TASK BRIEF> Your answer should be every line of the entries that has the string "Fecha" in it.

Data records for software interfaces
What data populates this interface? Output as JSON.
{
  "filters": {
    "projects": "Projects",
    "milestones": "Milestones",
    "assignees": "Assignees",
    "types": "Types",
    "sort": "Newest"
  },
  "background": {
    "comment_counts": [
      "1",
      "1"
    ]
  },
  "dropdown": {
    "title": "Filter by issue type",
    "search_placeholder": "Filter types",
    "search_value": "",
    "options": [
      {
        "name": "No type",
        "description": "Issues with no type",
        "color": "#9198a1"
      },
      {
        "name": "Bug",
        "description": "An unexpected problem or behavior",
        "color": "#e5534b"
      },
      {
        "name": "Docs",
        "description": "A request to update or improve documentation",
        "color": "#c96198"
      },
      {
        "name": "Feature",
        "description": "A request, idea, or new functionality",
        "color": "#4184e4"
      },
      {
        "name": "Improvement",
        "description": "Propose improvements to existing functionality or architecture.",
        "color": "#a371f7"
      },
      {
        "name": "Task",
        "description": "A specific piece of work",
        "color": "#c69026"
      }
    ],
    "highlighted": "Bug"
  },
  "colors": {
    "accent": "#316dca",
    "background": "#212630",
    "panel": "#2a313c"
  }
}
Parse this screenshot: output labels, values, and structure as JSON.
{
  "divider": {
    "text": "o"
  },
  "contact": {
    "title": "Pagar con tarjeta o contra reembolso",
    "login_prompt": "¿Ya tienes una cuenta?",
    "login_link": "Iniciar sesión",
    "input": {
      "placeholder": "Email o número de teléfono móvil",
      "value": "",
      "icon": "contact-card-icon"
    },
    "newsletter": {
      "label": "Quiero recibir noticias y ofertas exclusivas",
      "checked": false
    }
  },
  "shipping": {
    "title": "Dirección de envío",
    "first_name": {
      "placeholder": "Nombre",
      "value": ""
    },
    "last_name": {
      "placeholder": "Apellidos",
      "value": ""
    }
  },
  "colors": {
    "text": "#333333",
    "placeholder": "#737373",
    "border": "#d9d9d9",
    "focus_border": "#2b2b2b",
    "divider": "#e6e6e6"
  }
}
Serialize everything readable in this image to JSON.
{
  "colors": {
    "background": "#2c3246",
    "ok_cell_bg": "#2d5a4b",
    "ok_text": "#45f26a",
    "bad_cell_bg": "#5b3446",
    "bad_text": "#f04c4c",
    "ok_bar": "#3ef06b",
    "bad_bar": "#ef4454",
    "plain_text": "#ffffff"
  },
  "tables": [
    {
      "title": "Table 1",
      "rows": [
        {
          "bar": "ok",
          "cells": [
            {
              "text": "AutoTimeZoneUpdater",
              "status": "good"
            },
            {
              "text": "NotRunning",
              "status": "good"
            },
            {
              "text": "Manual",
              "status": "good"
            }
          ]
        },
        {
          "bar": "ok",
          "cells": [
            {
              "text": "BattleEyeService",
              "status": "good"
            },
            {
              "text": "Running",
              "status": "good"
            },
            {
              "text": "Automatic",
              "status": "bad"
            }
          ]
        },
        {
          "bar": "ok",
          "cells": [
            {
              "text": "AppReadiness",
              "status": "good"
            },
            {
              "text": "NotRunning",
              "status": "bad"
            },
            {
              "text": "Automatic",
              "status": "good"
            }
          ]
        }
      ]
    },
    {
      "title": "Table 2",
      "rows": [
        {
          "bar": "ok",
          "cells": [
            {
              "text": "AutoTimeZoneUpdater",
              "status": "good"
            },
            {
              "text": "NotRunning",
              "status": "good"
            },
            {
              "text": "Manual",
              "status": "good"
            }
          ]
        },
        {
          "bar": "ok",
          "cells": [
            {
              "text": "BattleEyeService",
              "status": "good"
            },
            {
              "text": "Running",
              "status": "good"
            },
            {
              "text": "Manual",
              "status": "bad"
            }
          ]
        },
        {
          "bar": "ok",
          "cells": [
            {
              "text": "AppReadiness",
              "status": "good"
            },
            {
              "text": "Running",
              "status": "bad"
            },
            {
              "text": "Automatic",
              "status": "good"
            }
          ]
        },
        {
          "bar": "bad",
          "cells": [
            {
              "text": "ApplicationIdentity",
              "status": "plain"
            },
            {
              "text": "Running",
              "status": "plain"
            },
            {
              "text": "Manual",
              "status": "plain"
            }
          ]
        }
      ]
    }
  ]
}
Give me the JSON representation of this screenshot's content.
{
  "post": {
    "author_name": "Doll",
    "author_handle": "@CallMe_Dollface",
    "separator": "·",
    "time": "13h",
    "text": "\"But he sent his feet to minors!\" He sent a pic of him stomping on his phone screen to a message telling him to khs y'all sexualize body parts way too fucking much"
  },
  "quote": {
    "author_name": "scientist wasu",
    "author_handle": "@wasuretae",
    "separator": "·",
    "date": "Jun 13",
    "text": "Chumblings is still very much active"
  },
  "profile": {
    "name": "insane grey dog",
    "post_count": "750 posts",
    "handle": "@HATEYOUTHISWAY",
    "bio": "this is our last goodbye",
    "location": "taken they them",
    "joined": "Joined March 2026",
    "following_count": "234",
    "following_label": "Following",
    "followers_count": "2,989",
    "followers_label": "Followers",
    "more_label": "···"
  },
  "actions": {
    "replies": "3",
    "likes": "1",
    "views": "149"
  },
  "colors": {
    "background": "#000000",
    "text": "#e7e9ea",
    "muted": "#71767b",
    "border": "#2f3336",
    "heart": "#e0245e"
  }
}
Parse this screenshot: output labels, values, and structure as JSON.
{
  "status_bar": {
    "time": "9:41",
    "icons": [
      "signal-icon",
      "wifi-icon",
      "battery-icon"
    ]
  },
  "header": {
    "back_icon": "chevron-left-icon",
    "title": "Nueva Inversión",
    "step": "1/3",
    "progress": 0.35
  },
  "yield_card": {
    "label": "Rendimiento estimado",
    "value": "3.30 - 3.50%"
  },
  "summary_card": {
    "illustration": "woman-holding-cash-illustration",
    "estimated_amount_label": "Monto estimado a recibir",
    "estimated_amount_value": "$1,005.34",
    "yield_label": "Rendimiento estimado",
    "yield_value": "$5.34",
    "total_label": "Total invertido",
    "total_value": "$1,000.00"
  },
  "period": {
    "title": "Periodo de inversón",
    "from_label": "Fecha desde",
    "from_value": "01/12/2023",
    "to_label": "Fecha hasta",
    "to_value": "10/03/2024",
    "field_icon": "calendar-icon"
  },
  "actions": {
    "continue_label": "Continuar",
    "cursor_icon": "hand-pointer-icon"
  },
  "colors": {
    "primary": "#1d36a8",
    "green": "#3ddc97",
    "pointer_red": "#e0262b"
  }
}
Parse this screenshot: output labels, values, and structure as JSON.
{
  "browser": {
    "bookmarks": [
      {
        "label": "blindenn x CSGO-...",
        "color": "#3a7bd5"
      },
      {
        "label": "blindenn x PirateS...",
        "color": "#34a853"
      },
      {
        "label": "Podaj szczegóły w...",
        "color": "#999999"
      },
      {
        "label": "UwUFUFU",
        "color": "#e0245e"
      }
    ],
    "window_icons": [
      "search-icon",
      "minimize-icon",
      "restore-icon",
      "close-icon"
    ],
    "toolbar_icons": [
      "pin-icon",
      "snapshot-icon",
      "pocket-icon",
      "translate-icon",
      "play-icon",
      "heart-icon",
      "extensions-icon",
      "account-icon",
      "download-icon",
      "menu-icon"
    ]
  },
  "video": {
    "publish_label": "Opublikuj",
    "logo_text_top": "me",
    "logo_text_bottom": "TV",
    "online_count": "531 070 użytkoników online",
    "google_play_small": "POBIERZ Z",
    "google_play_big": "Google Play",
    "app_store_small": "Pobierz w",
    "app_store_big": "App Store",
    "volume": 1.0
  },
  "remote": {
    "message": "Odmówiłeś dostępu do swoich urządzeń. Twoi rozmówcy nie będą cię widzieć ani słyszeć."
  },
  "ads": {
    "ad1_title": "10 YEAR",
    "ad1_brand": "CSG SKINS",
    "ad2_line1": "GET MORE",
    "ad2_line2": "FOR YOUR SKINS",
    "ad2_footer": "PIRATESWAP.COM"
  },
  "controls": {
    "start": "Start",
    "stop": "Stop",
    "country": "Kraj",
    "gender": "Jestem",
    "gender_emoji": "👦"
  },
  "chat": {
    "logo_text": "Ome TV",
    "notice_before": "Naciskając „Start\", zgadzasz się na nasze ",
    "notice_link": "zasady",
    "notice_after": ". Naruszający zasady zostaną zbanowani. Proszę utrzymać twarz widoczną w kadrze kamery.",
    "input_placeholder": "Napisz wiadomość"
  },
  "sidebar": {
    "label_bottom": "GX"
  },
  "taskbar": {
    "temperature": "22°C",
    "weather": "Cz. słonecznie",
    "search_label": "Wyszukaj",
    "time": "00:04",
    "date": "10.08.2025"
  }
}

SOLUTION BELOW>
    "from_label": "Fecha desde",
    "to_label": "Fecha hasta",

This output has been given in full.